According to Caucasian Knot, Galandarov regularly attended opposition rallies. The claim he was detained in February for attempting to picket alone at a monument to former president Heydar Aliyev, the father of current President Ilham Aliyev, and was only later accused of drug dealing, a charge he denied.
According to Azerbaijani journalist Khadija Ismayilova, Galandarov participated in the protest rally in Tbilisi against Azerbaijan’s crackdown on opposition figures and freedom fighters.
Galandarov stood with other Azerbaijani and Georgian activists in solidarity with Giyas Ibrahimov and Bayram Mammadov. The pair were arrested on 10 May 2016 and sentenced to 10 years in prison, also on drug charges. They were arrested after painting graffiti on a statue of Heydar Aliyev the night before ‘Flower Day’ — Heydar Aliyev’s birthday — which read ‘happy slaves day’ in Azerbaijani, and ‘Fuck the system!’.
Activists in Tbilisi held banners, saying ‘Happy Slaves Day!’ Gulaliyev told Caucasian Knot that Galandarov had posted photos of his actions on Facebook; ‘apparently, he was noticed by law enforcement bodies in Azerbaijan’, he added.

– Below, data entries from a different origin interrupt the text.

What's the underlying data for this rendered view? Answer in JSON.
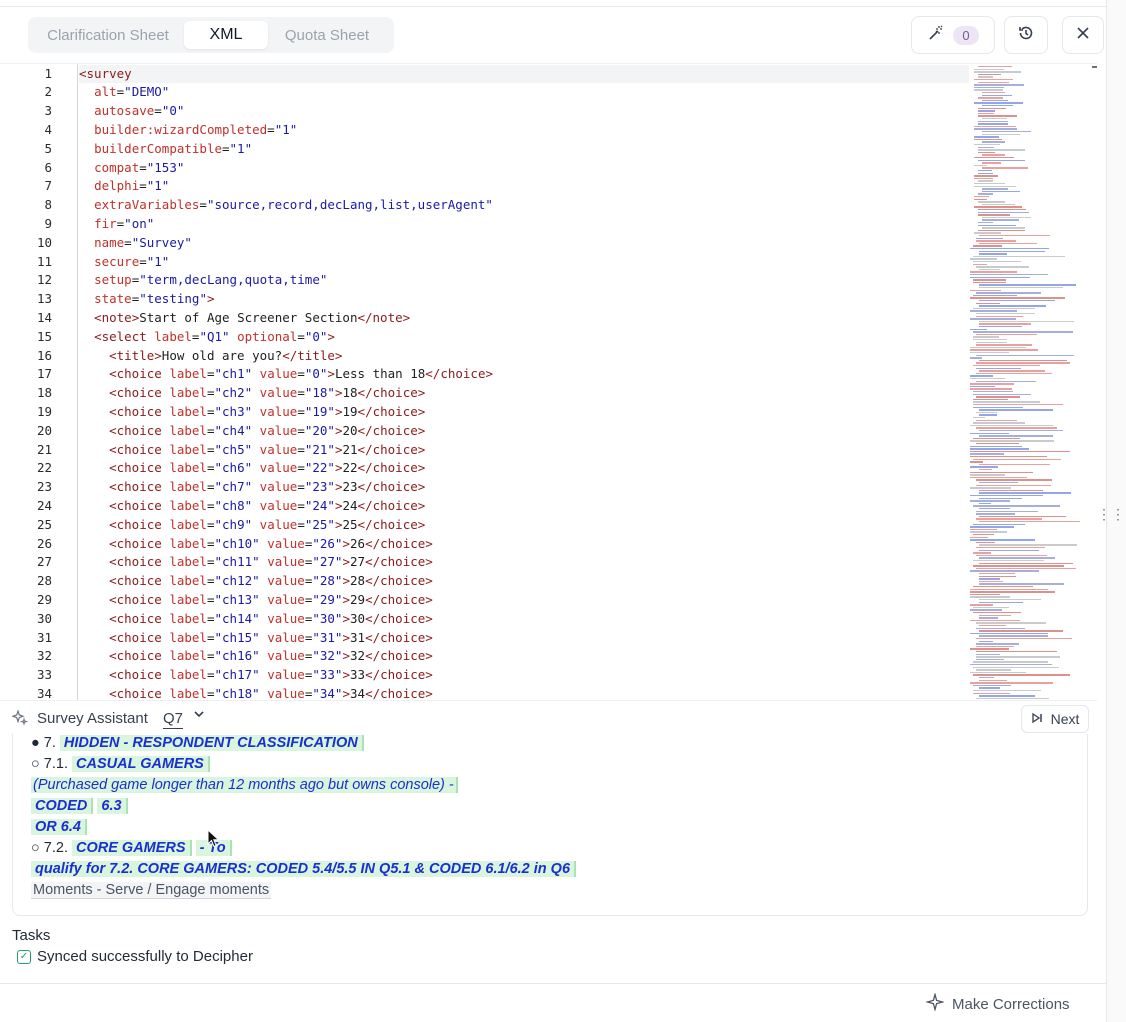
{
  "header": {
    "tabs": [
      {
        "label": "Clarification Sheet",
        "active": false
      },
      {
        "label": "XML",
        "active": true
      },
      {
        "label": "Quota Sheet",
        "active": false
      }
    ],
    "suggestion_count": "0",
    "icons": [
      "magic-wand-icon",
      "history-icon",
      "close-icon"
    ]
  },
  "editor": {
    "language": "xml",
    "line_numbers": [
      "1",
      "2",
      "3",
      "4",
      "5",
      "6",
      "7",
      "8",
      "9",
      "10",
      "11",
      "12",
      "13",
      "14",
      "15",
      "16",
      "17",
      "18",
      "19",
      "20",
      "21",
      "22",
      "23",
      "24",
      "25",
      "26",
      "27",
      "28",
      "29",
      "30",
      "31",
      "32",
      "33",
      "34"
    ],
    "lines": [
      "<survey",
      "  alt=\"DEMO\"",
      "  autosave=\"0\"",
      "  builder:wizardCompleted=\"1\"",
      "  builderCompatible=\"1\"",
      "  compat=\"153\"",
      "  delphi=\"1\"",
      "  extraVariables=\"source,record,decLang,list,userAgent\"",
      "  fir=\"on\"",
      "  name=\"Survey\"",
      "  secure=\"1\"",
      "  setup=\"term,decLang,quota,time\"",
      "  state=\"testing\">",
      "  <note>Start of Age Screener Section</note>",
      "  <select label=\"Q1\" optional=\"0\">",
      "    <title>How old are you?</title>",
      "    <choice label=\"ch1\" value=\"0\">Less than 18</choice>",
      "    <choice label=\"ch2\" value=\"18\">18</choice>",
      "    <choice label=\"ch3\" value=\"19\">19</choice>",
      "    <choice label=\"ch4\" value=\"20\">20</choice>",
      "    <choice label=\"ch5\" value=\"21\">21</choice>",
      "    <choice label=\"ch6\" value=\"22\">22</choice>",
      "    <choice label=\"ch7\" value=\"23\">23</choice>",
      "    <choice label=\"ch8\" value=\"24\">24</choice>",
      "    <choice label=\"ch9\" value=\"25\">25</choice>",
      "    <choice label=\"ch10\" value=\"26\">26</choice>",
      "    <choice label=\"ch11\" value=\"27\">27</choice>",
      "    <choice label=\"ch12\" value=\"28\">28</choice>",
      "    <choice label=\"ch13\" value=\"29\">29</choice>",
      "    <choice label=\"ch14\" value=\"30\">30</choice>",
      "    <choice label=\"ch15\" value=\"31\">31</choice>",
      "    <choice label=\"ch16\" value=\"32\">32</choice>",
      "    <choice label=\"ch17\" value=\"33\">33</choice>",
      "    <choice label=\"ch18\" value=\"34\">34</choice>"
    ]
  },
  "assistant": {
    "title": "Survey Assistant",
    "question": "Q7",
    "next_label": "Next",
    "content": {
      "b1_marker": "● 7.",
      "b1_text": "HIDDEN - RESPONDENT CLASSIFICATION",
      "b2_marker": "○ 7.1.",
      "b2_text": "CASUAL GAMERS",
      "purchased": "(Purchased game longer than 12 months ago but owns console) -",
      "coded": "CODED",
      "coded_val": "6.3",
      "or_text": "OR 6.4",
      "b3_marker": "○ 7.2.",
      "b3_text": "CORE GAMERS",
      "b3_suffix": "- To",
      "qualify": "qualify for 7.2. CORE GAMERS: CODED 5.4/5.5 IN Q5.1 & CODED 6.1/6.2 in Q6",
      "moments": "Moments - Serve / Engage moments"
    }
  },
  "tasks": {
    "title": "Tasks",
    "items": [
      {
        "label": "Synced successfully to Decipher",
        "done": true
      }
    ]
  },
  "footer": {
    "make_corrections": "Make Corrections"
  },
  "colors": {
    "tag": "#8b1a1a",
    "attr": "#c0312a",
    "string": "#1a1aa6",
    "highlight": "#d9f5de",
    "highlight_text": "#1a2fd1",
    "badge_bg": "#ede4f4"
  }
}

According to a 2017 report by American rights group Human Rights Watch, Azerbaijan’s government continued its thorough crackdown on dissenting voices in 2016, leaving a wide gap in Azerbaijan’s once vibrant independent civil society. Authorities released 17 human rights defenders, journalists, and political activists imprisoned on politically motivated charges. But at least 25 government critics remained wrongfully imprisoned, including political activists and bloggers arrested in 2016.